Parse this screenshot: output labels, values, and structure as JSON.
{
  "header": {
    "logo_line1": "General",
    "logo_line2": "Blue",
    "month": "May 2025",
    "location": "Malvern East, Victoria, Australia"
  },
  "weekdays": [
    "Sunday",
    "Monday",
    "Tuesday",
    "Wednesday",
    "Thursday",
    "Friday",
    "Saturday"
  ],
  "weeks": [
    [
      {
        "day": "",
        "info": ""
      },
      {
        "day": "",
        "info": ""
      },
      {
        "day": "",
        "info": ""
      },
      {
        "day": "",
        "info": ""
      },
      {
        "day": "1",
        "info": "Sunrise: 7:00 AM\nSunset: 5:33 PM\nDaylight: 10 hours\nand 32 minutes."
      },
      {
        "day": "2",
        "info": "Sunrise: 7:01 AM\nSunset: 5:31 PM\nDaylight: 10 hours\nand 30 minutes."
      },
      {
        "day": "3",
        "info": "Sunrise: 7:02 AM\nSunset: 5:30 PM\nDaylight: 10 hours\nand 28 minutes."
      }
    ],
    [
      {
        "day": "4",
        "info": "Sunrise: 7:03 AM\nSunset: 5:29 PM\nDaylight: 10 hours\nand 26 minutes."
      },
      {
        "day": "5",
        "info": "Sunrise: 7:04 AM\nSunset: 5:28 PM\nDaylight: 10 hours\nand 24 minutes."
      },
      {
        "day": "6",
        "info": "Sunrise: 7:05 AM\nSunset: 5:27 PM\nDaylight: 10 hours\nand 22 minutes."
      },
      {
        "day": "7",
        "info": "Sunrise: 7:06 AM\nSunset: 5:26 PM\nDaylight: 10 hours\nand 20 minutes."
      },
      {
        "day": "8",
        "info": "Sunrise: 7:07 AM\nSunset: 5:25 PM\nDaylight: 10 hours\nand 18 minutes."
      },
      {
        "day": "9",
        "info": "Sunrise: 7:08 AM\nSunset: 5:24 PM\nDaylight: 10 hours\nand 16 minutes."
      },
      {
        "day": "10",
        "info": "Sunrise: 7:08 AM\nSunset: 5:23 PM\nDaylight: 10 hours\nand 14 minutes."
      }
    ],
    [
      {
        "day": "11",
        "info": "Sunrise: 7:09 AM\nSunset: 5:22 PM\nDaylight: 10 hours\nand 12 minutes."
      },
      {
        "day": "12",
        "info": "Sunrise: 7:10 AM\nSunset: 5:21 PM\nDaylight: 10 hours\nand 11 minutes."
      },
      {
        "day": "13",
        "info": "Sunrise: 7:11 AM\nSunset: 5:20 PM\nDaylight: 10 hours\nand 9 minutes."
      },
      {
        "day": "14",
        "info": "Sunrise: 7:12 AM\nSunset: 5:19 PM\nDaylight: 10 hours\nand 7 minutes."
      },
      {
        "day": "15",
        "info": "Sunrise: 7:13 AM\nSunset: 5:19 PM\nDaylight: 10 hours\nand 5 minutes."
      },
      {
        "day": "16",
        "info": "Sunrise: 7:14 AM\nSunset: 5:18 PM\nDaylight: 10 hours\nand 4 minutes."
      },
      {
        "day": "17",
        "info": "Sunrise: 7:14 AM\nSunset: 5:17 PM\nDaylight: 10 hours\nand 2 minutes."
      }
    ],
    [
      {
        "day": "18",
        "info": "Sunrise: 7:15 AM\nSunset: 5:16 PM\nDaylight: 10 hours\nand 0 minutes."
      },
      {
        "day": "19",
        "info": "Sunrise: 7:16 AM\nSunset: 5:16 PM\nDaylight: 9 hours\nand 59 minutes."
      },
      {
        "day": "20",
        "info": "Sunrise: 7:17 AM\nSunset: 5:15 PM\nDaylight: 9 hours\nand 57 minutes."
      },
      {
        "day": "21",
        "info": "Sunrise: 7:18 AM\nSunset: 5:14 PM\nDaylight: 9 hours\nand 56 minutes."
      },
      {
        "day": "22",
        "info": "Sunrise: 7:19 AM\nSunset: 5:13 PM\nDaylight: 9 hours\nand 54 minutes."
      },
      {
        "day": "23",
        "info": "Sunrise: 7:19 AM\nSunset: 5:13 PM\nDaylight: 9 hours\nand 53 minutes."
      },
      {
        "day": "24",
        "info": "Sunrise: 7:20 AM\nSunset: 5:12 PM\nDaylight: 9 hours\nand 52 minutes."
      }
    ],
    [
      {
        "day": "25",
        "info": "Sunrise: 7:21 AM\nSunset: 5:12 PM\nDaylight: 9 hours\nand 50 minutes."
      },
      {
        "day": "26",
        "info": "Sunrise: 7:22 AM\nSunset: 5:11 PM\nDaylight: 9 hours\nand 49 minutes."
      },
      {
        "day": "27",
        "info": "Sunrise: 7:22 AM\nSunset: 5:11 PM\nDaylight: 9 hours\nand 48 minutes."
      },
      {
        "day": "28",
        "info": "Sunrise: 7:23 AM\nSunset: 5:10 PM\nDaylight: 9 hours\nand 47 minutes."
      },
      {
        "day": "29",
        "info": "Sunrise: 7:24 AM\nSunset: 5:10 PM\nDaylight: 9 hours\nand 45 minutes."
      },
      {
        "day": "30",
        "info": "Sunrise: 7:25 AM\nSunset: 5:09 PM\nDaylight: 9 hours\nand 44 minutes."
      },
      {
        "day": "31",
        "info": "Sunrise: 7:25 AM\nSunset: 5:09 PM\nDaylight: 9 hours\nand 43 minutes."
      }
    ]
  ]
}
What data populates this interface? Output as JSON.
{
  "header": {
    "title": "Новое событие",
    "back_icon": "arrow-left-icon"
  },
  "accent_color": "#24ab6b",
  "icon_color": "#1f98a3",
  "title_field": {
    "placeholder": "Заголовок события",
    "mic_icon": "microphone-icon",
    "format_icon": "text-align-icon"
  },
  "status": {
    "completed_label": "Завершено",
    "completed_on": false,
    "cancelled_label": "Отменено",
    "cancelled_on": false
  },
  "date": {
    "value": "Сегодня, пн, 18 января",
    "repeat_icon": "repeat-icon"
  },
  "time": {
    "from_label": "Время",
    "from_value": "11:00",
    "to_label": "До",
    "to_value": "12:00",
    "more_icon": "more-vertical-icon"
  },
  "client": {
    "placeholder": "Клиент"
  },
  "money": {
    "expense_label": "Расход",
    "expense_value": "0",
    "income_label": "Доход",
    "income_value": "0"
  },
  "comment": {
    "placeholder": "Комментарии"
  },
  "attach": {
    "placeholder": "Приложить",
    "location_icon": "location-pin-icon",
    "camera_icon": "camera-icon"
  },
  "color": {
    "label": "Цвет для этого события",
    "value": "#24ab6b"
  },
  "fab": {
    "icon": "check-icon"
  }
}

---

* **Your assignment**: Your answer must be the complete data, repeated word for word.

* **Your response**:
Parse this screenshot: output labels, values, and structure as JSON.
{
  "header": {
    "logo_line1": "General",
    "logo_line2": "Blue",
    "month": "May 2025",
    "location": "Malvern East, Victoria, Australia"
  },
  "weekdays": [
    "Sunday",
    "Monday",
    "Tuesday",
    "Wednesday",
    "Thursday",
    "Friday",
    "Saturday"
  ],
  "weeks": [
    [
      {
        "day": "",
        "info": ""
      },
      {
        "day": "",
        "info": ""
      },
      {
        "day": "",
        "info": ""
      },
      {
        "day": "",
        "info": ""
      },
      {
        "day": "1",
        "info": "Sunrise: 7:00 AM\nSunset: 5:33 PM\nDaylight: 10 hours\nand 32 minutes."
      },
      {
        "day": "2",
        "info": "Sunrise: 7:01 AM\nSunset: 5:31 PM\nDaylight: 10 hours\nand 30 minutes."
      },
      {
        "day": "3",
        "info": "Sunrise: 7:02 AM\nSunset: 5:30 PM\nDaylight: 10 hours\nand 28 minutes."
      }
    ],
    [
      {
        "day": "4",
        "info": "Sunrise: 7:03 AM\nSunset: 5:29 PM\nDaylight: 10 hours\nand 26 minutes."
      },
      {
        "day": "5",
        "info": "Sunrise: 7:04 AM\nSunset: 5:28 PM\nDaylight: 10 hours\nand 24 minutes."
      },
      {
        "day": "6",
        "info": "Sunrise: 7:05 AM\nSunset: 5:27 PM\nDaylight: 10 hours\nand 22 minutes."
      },
      {
        "day": "7",
        "info": "Sunrise: 7:06 AM\nSunset: 5:26 PM\nDaylight: 10 hours\nand 20 minutes."
      },
      {
        "day": "8",
        "info": "Sunrise: 7:07 AM\nSunset: 5:25 PM\nDaylight: 10 hours\nand 18 minutes."
      },
      {
        "day": "9",
        "info": "Sunrise: 7:08 AM\nSunset: 5:24 PM\nDaylight: 10 hours\nand 16 minutes."
      },
      {
        "day": "10",
        "info": "Sunrise: 7:08 AM\nSunset: 5:23 PM\nDaylight: 10 hours\nand 14 minutes."
      }
    ],
    [
      {
        "day": "11",
        "info": "Sunrise: 7:09 AM\nSunset: 5:22 PM\nDaylight: 10 hours\nand 12 minutes."
      },
      {
        "day": "12",
        "info": "Sunrise: 7:10 AM\nSunset: 5:21 PM\nDaylight: 10 hours\nand 11 minutes."
      },
      {
        "day": "13",
        "info": "Sunrise: 7:11 AM\nSunset: 5:20 PM\nDaylight: 10 hours\nand 9 minutes."
      },
      {
        "day": "14",
        "info": "Sunrise: 7:12 AM\nSunset: 5:19 PM\nDaylight: 10 hours\nand 7 minutes."
      },
      {
        "day": "15",
        "info": "Sunrise: 7:13 AM\nSunset: 5:19 PM\nDaylight: 10 hours\nand 5 minutes."
      },
      {
        "day": "16",
        "info": "Sunrise: 7:14 AM\nSunset: 5:18 PM\nDaylight: 10 hours\nand 4 minutes."
      },
      {
        "day": "17",
        "info": "Sunrise: 7:14 AM\nSunset: 5:17 PM\nDaylight: 10 hours\nand 2 minutes."
      }
    ],
    [
      {
        "day": "18",
        "info": "Sunrise: 7:15 AM\nSunset: 5:16 PM\nDaylight: 10 hours\nand 0 minutes."
      },
      {
        "day": "19",
        "info": "Sunrise: 7:16 AM\nSunset: 5:16 PM\nDaylight: 9 hours\nand 59 minutes."
      },
      {
        "day": "20",
        "info": "Sunrise: 7:17 AM\nSunset: 5:15 PM\nDaylight: 9 hours\nand 57 minutes."
      },
      {
        "day": "21",
        "info": "Sunrise: 7:18 AM\nSunset: 5:14 PM\nDaylight: 9 hours\nand 56 minutes."
      },
      {
        "day": "22",
        "info": "Sunrise: 7:19 AM\nSunset: 5:13 PM\nDaylight: 9 hours\nand 54 minutes."
      },
      {
        "day": "23",
        "info": "Sunrise: 7:19 AM\nSunset: 5:13 PM\nDaylight: 9 hours\nand 53 minutes."
      },
      {
        "day": "24",
        "info": "Sunrise: 7:20 AM\nSunset: 5:12 PM\nDaylight: 9 hours\nand 52 minutes."
      }
    ],
    [
      {
        "day": "25",
        "info": "Sunrise: 7:21 AM\nSunset: 5:12 PM\nDaylight: 9 hours\nand 50 minutes."
      },
      {
        "day": "26",
        "info": "Sunrise: 7:22 AM\nSunset: 5:11 PM\nDaylight: 9 hours\nand 49 minutes."
      },
      {
        "day": "27",
        "info": "Sunrise: 7:22 AM\nSunset: 5:11 PM\nDaylight: 9 hours\nand 48 minutes."
      },
      {
        "day": "28",
        "info": "Sunrise: 7:23 AM\nSunset: 5:10 PM\nDaylight: 9 hours\nand 47 minutes."
      },
      {
        "day": "29",
        "info": "Sunrise: 7:24 AM\nSunset: 5:10 PM\nDaylight: 9 hours\nand 45 minutes."
      },
      {
        "day": "30",
        "info": "Sunrise: 7:25 AM\nSunset: 5:09 PM\nDaylight: 9 hours\nand 44 minutes."
      },
      {
        "day": "31",
        "info": "Sunrise: 7:25 AM\nSunset: 5:09 PM\nDaylight: 9 hours\nand 43 minutes."
      }
    ]
  ]
}
What data populates this interface? Output as JSON.
{
  "header": {
    "title": "Новое событие",
    "back_icon": "arrow-left-icon"
  },
  "accent_color": "#24ab6b",
  "icon_color": "#1f98a3",
  "title_field": {
    "placeholder": "Заголовок события",
    "mic_icon": "microphone-icon",
    "format_icon": "text-align-icon"
  },
  "status": {
    "completed_label": "Завершено",
    "completed_on": false,
    "cancelled_label": "Отменено",
    "cancelled_on": false
  },
  "date": {
    "value": "Сегодня, пн, 18 января",
    "repeat_icon": "repeat-icon"
  },
  "time": {
    "from_label": "Время",
    "from_value": "11:00",
    "to_label": "До",
    "to_value": "12:00",
    "more_icon": "more-vertical-icon"
  },
  "client": {
    "placeholder": "Клиент"
  },
  "money": {
    "expense_label": "Расход",
    "expense_value": "0",
    "income_label": "Доход",
    "income_value": "0"
  },
  "comment": {
    "placeholder": "Комментарии"
  },
  "attach": {
    "placeholder": "Приложить",
    "location_icon": "location-pin-icon",
    "camera_icon": "camera-icon"
  },
  "color": {
    "label": "Цвет для этого события",
    "value": "#24ab6b"
  },
  "fab": {
    "icon": "check-icon"
  }
}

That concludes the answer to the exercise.